“Our van leaves the hotel about 45 minutes before the field players whenever we go to the training. I always have a pre-training and pre-game routine of taping my fingers and hands. It’s a personal preference and to be honest, I’ve always done it. Being at training earlier helps us get some good stretching in, stay focused and it allows us to nail down techniques and work individually and collectively as a small group before we jump in with everyone else.”
For afternoon training, Harris, along with Alyssa Naeher and Jane Campbell, as well as goalkeeper coach Graeme Abel, all pile into a team van and head to training earlier than the field players to spend some time working on their technique and specific areas before the rest of the team arrives.
“Alyssa and I have very good communication and no one has a better view or can critique one another better than each other. If we see something we tell each other and help each other out.”
After training, the players all cool down, chat with each other, hydrate and reflect on the session they just completed.
“We tend to immediately grab our protein shakes. We talk about the day, what we saw on the field, what we can fix, what wasn’t good, what was good and we just overall critique the game in every way we can to become better.”
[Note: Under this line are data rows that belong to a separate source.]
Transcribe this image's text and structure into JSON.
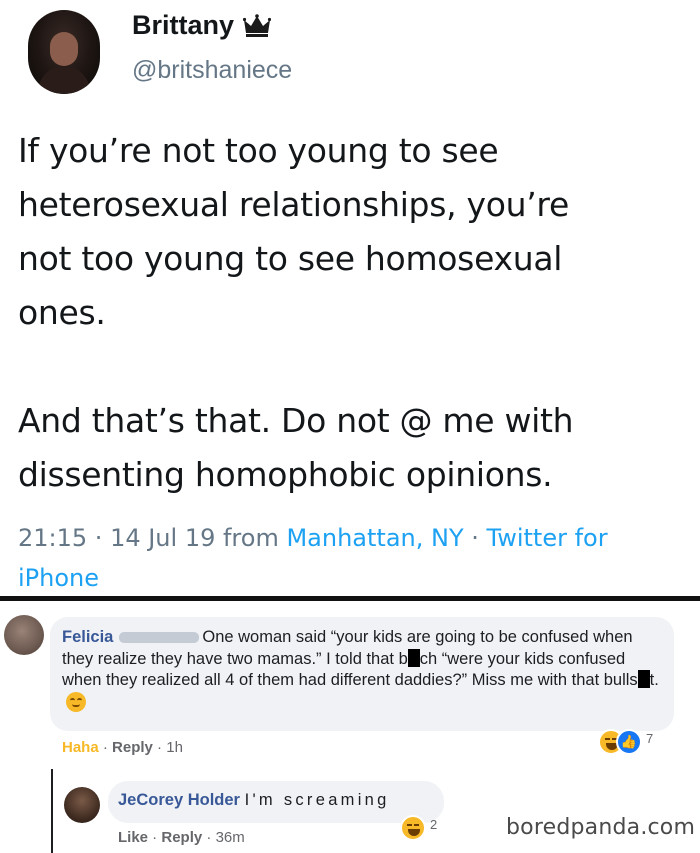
{
  "tweet": {
    "name": "Brittany",
    "handle": "@britshaniece",
    "text_lines": [
      "If you’re not too young to see",
      "heterosexual relationships, you’re",
      "not too young to see homosexual",
      "ones."
    ],
    "text_lines_2": [
      "And that’s that. Do not @ me with",
      "dissenting homophobic opinions."
    ],
    "meta": {
      "time": "21:15",
      "sep1": " · ",
      "date": "14 Jul 19 from ",
      "location": "Manhattan, NY",
      "sep2": " · ",
      "source": "Twitter for iPhone"
    }
  },
  "comment_1": {
    "name": "Felicia",
    "text_a": "One woman said “your kids are going to be confused when they realize they have two mamas.” I told that b",
    "text_b": "ch “were your kids confused when they realized all 4 of them had different daddies?” Miss me with that bulls",
    "text_c": "t.",
    "actions": {
      "haha": "Haha",
      "dot1": " · ",
      "reply": "Reply",
      "dot2": " · ",
      "time": "1h"
    },
    "reaction_count": "7"
  },
  "comment_2": {
    "name": "JeCorey Holder",
    "text": "I'm screaming",
    "actions": {
      "like": "Like",
      "dot1": " · ",
      "reply": "Reply",
      "dot2": " · ",
      "time": "36m"
    },
    "reaction_count": "2"
  },
  "watermark": "boredpanda.com",
  "colors": {
    "twitter_blue": "#1da1f2",
    "twitter_gray": "#657786",
    "fb_name_blue": "#385898",
    "fb_bubble": "#f0f2f5",
    "haha_yellow": "#f7b928"
  }
}
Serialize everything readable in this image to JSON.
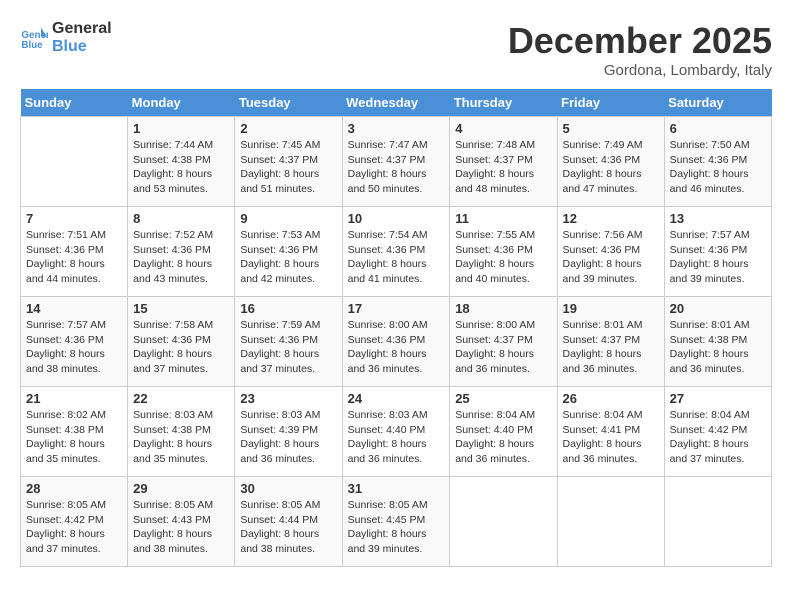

“Once we’re back in the hotel, it’s all about treatment. Like true professionals, we must take care of our bodies and be responsible to get the treatment we need. Our bodies take a beating from all the impact at training so we take care of it to do it all over again the day after.”